Assessing the Remediation Needs of Small Communities

High school is failing a lot of people in smaller communities – which may or may not get the same attention to detail and school spending as larger communities get. If the small community has a low income median or is made up of African American or Hispanic residents, they’re in for a landslide when they try to attend college.

A recent study of what makes remediation a bridge to nowhere for many of those who are required to take remediation courses has found some surprising statistics. For example, the study found that of those enrolled in a two year college had a lot of people headed for remediation – 51.7% of all students enrolled. Of the African American and Hispanic students, the numbers of those who would go into remediation and most likely hit the dead end were astonishing. The numbers were 67.7% and 58.3% respectively. On the other hand, those that entered a four year college were much less likely to need remediation. Of the 19.9% of students headed for remediation, 39.1% of African Americans and 20.6% of Hispanic students hit the dead end in fall 2006.

On the other hand, if a student does get through remedial courses, these courses may have been a complete waste of time. Often the courses bear no college credit. One example of where these credit-less courses being a waste of time is an example of a challenged learner. This student was able to complete high school geometry, but did not do well in higher math classes. When he was admitted to Hofstra University, he was put into two remedial math classes. Upon finishing these, he found them useless since the math course he took for credit was much easier than the remedial courses, and high school in general.

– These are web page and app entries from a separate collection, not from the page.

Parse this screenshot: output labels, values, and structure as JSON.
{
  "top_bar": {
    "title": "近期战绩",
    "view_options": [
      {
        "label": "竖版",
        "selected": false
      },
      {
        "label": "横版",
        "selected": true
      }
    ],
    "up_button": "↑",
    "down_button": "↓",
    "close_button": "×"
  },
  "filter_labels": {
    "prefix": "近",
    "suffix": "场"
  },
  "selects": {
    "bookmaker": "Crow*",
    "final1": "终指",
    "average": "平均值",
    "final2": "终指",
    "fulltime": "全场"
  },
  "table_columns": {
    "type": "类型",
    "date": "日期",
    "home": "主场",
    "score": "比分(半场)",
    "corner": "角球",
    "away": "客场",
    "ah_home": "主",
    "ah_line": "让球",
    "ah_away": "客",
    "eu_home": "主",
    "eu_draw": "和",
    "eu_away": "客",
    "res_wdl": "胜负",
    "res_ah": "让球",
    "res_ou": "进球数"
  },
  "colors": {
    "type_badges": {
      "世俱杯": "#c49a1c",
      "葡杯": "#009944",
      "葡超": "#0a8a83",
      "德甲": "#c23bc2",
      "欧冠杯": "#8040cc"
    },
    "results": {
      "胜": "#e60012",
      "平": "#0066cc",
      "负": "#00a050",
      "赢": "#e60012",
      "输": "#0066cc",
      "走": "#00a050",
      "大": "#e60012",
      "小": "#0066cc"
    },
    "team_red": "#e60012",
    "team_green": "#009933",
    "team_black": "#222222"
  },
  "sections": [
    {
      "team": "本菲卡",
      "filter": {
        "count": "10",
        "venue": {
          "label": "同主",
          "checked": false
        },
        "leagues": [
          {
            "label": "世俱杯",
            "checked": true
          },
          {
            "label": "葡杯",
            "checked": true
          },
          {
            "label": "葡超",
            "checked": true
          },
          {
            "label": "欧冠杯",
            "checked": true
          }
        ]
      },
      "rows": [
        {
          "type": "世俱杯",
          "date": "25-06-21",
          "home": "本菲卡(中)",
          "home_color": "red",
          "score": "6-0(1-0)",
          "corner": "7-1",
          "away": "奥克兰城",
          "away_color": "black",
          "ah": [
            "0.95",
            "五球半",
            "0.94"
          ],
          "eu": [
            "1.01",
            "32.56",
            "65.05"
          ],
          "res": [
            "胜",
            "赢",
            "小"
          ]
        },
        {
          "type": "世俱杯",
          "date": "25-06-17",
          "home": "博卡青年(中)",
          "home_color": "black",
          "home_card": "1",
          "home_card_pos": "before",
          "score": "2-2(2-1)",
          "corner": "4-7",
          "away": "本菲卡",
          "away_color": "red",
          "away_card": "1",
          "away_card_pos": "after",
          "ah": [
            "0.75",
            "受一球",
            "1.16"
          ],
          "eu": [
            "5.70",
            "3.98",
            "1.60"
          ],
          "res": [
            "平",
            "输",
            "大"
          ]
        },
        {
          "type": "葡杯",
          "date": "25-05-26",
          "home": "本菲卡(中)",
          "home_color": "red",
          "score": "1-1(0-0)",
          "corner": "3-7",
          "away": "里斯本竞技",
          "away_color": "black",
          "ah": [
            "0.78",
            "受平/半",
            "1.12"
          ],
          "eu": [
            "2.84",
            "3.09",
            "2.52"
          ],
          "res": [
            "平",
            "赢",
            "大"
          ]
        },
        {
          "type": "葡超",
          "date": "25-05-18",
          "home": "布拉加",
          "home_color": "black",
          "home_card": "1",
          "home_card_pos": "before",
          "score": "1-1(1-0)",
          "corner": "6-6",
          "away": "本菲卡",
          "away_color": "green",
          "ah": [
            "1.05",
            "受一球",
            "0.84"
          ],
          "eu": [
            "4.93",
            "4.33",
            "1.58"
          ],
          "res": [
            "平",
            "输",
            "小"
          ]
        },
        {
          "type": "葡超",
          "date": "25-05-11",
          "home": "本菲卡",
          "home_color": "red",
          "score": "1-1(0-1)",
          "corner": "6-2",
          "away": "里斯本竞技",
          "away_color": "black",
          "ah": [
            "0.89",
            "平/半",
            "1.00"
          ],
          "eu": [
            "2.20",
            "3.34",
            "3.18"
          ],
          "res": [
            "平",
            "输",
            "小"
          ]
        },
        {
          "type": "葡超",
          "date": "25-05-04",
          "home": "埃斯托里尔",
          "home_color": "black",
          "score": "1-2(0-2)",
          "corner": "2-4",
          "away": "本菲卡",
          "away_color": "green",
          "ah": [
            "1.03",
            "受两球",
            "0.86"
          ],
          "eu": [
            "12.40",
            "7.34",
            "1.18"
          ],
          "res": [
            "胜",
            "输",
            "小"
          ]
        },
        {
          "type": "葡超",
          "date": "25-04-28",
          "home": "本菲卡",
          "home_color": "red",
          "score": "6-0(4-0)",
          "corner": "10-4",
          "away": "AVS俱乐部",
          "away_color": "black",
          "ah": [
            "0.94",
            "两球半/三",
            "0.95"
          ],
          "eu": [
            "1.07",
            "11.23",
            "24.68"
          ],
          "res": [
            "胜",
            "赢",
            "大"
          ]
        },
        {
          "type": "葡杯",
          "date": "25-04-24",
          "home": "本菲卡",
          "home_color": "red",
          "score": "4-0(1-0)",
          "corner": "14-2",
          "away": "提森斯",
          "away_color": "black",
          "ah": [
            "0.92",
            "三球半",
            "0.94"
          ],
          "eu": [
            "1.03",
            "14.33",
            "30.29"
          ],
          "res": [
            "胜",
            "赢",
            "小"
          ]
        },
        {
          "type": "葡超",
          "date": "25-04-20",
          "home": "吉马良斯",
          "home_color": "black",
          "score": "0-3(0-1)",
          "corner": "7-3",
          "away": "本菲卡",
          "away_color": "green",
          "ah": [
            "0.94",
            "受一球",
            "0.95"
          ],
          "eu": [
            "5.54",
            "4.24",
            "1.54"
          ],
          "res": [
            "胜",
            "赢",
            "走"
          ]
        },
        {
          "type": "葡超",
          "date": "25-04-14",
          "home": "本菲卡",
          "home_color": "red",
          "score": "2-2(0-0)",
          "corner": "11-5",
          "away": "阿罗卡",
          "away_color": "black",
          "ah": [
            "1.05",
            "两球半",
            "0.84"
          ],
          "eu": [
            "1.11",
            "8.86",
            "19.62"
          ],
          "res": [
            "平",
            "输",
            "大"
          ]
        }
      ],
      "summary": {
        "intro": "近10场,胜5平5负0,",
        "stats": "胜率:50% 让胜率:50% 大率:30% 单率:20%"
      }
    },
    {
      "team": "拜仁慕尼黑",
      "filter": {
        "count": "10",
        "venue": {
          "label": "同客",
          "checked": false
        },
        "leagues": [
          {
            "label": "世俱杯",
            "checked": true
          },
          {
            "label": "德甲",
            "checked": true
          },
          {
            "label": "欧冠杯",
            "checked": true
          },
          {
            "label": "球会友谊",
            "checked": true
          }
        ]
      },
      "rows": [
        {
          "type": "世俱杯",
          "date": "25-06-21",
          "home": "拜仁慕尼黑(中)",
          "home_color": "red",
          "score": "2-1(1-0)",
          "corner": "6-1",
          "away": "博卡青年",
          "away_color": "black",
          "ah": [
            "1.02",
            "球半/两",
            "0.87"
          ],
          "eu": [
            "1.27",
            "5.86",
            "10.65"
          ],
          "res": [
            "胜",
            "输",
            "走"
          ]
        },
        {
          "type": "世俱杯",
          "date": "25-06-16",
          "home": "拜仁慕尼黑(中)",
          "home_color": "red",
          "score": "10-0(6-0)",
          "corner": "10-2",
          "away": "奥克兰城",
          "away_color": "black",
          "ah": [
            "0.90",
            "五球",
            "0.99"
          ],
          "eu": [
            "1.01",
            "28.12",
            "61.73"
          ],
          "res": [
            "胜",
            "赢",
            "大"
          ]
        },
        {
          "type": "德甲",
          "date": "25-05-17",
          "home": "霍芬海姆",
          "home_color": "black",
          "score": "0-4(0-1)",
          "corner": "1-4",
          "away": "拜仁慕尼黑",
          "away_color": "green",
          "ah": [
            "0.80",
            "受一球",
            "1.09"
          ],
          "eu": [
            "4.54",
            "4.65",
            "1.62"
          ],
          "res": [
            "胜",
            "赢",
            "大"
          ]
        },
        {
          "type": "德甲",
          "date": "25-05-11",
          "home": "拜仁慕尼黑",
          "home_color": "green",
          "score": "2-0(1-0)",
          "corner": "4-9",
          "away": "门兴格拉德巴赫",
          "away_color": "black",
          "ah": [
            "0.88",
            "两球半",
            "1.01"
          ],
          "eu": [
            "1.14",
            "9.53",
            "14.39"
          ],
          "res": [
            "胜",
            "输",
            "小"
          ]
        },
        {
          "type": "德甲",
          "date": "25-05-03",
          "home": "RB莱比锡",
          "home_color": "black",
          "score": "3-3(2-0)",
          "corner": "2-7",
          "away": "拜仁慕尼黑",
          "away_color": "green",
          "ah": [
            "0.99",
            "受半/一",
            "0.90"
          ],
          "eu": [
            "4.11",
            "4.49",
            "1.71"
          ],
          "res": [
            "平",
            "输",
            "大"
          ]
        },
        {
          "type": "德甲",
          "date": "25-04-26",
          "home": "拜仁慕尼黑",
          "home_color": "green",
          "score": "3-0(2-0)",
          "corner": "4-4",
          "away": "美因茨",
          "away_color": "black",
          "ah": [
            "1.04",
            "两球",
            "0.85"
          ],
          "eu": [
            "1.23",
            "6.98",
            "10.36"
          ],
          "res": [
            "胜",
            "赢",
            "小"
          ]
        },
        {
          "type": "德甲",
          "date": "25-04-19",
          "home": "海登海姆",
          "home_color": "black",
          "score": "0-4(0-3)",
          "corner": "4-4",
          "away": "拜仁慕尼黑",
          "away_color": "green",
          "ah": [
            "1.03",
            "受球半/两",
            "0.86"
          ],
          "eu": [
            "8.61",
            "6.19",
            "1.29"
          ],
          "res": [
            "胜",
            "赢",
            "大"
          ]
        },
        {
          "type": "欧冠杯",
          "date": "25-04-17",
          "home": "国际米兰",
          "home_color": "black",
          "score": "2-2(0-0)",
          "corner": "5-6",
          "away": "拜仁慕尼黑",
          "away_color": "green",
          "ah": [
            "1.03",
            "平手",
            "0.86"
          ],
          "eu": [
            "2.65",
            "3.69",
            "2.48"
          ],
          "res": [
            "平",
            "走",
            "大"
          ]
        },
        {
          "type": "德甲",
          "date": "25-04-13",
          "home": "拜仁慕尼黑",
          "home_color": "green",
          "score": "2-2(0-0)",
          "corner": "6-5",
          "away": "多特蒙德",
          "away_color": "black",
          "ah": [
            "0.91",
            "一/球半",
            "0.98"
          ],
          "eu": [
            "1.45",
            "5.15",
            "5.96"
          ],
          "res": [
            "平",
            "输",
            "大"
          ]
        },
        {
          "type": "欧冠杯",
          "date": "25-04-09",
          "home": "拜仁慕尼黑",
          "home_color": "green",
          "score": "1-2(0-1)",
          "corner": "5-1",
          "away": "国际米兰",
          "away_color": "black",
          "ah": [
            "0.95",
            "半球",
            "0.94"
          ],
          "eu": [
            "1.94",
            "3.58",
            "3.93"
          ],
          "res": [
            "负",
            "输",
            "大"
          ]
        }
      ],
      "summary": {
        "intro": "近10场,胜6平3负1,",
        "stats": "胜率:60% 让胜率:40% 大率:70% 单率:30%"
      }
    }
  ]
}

There are two ways to really remedy the remediation issue. One, suggested by the study mentioned earlier, is to have the students simply enroll in the credit bearing course – with a small twist. The courses would have integrated tutoring on the days that the class wouldn’t normally meet for those who needed it. For those really struggling, courses could be done over two semesters instead of one.

Another is one already in place. A large, abandoned JC Penny’s store was turned into a classroom. Clusters of 25 computers were created in the large building – as were three classrooms and 15 study rooms. The clusters are described as “25 classrooms of one student each” – and allow students to complete remedial work on their own time and at their own pace. The students can even skip work they don’t need to review.

Small communities may invest in either solution and still save money. Students will be incredibly happy with it and they may not even need to stay in remediation as long.